If you cannot raise enough to buy the second property, you may need to get another mortgage. The type of mortgage you take on the second property depends on how you intend to use it. If you are planning to rent the property to tenants, then you should look into Buy to Let Mortgages, but there are also specialist products available if you intend to use the property as a second home or holiday lets.
Remortgaging if you are moving house
We speak to some customers who want to move to a new house but do not want to sell their existing property. This is certainly possible and there are lenders that offer Let to Buy mortgages, which enable borrowers to let their existing property to tenants and raise the funds to buy, or put down a deposit on, a new home. If this is something that interests you, get in touch to speak to a specialist Let to Buy mortgage advisor.

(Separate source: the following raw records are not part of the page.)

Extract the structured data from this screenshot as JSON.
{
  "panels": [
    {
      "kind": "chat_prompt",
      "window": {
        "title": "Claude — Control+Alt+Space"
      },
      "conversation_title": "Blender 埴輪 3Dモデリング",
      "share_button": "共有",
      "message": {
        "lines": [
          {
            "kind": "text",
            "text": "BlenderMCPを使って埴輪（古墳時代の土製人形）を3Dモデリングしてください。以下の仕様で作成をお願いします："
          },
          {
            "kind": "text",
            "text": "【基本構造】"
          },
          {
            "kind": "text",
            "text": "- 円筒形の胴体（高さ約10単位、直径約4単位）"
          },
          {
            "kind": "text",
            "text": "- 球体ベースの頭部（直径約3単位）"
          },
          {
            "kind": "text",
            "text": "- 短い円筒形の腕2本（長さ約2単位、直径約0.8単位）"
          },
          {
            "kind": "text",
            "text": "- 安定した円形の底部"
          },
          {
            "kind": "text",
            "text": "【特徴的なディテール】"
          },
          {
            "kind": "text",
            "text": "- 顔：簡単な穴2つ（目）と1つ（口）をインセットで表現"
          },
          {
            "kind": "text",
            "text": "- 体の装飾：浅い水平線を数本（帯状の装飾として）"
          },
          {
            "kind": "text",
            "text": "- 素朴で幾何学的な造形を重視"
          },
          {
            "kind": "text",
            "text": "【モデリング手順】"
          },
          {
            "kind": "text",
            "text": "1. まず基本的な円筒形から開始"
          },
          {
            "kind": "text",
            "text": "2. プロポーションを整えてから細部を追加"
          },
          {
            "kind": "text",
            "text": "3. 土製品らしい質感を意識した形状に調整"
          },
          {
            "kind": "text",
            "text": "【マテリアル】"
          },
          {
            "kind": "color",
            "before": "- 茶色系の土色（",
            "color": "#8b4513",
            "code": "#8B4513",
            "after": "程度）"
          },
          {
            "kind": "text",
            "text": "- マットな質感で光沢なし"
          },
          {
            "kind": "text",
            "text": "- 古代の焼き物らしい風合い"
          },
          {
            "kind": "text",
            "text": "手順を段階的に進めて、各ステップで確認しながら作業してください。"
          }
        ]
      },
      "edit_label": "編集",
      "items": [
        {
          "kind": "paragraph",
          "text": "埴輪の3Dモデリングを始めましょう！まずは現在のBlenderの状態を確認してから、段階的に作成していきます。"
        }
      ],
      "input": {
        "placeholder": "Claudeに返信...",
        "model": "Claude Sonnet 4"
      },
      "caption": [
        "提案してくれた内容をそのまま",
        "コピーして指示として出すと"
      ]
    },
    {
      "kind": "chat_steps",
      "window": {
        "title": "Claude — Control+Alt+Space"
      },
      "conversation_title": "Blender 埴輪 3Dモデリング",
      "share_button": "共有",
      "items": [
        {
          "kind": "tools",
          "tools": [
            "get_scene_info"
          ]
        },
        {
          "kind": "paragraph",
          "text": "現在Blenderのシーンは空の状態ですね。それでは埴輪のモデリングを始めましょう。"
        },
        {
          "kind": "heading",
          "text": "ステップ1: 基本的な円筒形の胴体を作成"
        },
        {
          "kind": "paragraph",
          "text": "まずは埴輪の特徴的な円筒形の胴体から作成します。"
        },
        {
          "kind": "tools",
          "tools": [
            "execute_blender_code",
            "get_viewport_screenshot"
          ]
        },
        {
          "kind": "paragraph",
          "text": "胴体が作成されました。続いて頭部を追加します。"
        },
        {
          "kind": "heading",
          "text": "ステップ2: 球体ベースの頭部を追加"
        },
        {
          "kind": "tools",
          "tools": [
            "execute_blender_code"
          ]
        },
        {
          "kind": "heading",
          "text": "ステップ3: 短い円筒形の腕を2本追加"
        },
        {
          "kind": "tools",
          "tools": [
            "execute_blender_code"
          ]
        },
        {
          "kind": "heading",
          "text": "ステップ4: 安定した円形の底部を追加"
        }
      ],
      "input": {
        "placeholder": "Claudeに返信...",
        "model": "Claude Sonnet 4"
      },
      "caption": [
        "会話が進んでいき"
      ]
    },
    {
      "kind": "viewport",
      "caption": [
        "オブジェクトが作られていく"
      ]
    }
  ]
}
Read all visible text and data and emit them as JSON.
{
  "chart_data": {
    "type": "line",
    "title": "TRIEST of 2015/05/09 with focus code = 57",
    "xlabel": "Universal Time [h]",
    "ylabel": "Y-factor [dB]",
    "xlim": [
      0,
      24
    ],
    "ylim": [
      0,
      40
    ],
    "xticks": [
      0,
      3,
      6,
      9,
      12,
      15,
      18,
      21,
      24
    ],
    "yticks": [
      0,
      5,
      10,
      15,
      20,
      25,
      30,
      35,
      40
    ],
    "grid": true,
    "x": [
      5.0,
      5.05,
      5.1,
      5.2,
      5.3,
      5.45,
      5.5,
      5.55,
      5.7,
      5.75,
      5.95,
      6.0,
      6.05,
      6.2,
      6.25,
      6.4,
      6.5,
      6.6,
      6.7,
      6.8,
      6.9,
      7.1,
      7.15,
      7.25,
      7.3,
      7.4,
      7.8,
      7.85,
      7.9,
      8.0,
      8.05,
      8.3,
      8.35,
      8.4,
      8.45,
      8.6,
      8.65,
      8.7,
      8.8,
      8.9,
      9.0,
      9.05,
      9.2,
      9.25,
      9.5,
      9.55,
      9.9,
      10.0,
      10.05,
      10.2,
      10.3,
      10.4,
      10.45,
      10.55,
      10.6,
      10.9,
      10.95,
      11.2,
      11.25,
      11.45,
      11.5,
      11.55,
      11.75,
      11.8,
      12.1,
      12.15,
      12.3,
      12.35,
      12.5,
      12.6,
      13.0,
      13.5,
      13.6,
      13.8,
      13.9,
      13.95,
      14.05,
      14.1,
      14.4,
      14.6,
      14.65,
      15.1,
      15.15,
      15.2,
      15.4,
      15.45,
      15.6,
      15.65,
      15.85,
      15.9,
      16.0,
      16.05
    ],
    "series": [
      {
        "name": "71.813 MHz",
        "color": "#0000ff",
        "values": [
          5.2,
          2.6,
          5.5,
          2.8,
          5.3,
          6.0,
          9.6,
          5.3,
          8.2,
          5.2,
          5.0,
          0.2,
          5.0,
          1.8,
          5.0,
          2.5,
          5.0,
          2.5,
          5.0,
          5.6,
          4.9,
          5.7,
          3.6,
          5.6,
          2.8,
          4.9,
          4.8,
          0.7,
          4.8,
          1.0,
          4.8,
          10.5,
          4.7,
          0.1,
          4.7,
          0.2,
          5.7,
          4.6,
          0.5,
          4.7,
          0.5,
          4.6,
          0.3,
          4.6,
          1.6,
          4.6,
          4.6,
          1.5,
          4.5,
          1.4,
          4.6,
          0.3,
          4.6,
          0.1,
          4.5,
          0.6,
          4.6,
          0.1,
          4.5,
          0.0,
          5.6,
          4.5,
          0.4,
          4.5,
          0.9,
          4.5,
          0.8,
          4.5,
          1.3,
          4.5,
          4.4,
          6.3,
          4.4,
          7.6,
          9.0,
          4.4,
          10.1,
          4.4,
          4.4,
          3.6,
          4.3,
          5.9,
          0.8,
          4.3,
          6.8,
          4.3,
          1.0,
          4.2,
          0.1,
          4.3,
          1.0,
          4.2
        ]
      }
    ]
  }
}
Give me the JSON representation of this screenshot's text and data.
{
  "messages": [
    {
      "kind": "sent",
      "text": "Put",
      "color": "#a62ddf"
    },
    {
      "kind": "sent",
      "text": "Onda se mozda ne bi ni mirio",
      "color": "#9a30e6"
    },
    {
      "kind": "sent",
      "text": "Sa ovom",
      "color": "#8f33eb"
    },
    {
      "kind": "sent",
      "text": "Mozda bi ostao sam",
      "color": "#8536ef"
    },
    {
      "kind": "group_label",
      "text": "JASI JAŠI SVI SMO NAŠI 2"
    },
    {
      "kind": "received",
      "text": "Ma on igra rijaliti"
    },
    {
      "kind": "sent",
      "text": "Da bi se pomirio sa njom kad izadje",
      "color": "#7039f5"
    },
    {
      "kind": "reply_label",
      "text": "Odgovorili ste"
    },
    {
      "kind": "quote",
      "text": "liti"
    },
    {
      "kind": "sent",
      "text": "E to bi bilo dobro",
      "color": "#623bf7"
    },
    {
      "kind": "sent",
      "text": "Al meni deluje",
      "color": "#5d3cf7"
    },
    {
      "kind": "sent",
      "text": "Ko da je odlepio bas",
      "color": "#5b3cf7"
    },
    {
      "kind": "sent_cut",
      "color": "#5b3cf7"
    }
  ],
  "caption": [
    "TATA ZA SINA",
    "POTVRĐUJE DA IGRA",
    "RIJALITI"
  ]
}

Can I remortgage an investment property?
Yes, remortgaging one property to release equity that is used to help buy another property is a common method that landlords use to grow their portfolio. Some Buy to Let lenders will lend up to a maximum loan to value of 85% and affordability is based on the level of rental income that can be achieved by the property.
Recent changes to the regulation of Buy to Let mortgages means that lenders have to apply a minimum stress test when they calculate how much to lend and the level of this stress test depends on whether you are a higher rate or basic rate taxpayer.
You can find more information on the Buy to Let remortgaging section of our website.
Can I remortgage to buy property abroad?
Yes, it is possible to remortgage to buy a holiday home abroad. Lenders are usually happy for funds to be used for this purpose and criteria is generally the same as remortgaging to buy property in the UK.
If you are thinking of remortgaging to buy property abroad you may be able to raise enough money on your existing home to purchase the property in cash, but if you need to raise further funding you might need a specialist mortgage.
Want to remortgage to buy abroad?
We work with specialist brokers who will be able to consider your options and advise you on the best way to buy a property abroad. Get in touch to speak with an advisor who can help you out.
Am I able to remortgage inherited property?
Remortgaging an inherited property is usually not a problem as long as probate has taken place and you have become the legal owner of the property. Lenders will usually insist that you have been the owner of the property for at least 6 to 12 months, but there are some lenders that will allow a remortgage sooner than 6 months. All beneficiaries and owners of the property will need to be on the mortgage, unless you are buying their share of the property as part of the remortgage.
If you want to remortgage the house to buy another property and you intend to rent the inherited property to tenants, you will need a Buy to Let mortgage. Take a look at the Buy to Let Mortgages section of our website for more information.
If you are looking to remortgage your home to buy another property, send us an enquiry using the form below and one of the remortgage specialists will contact you ASAP.
If you need immediate assistance, get in touch now.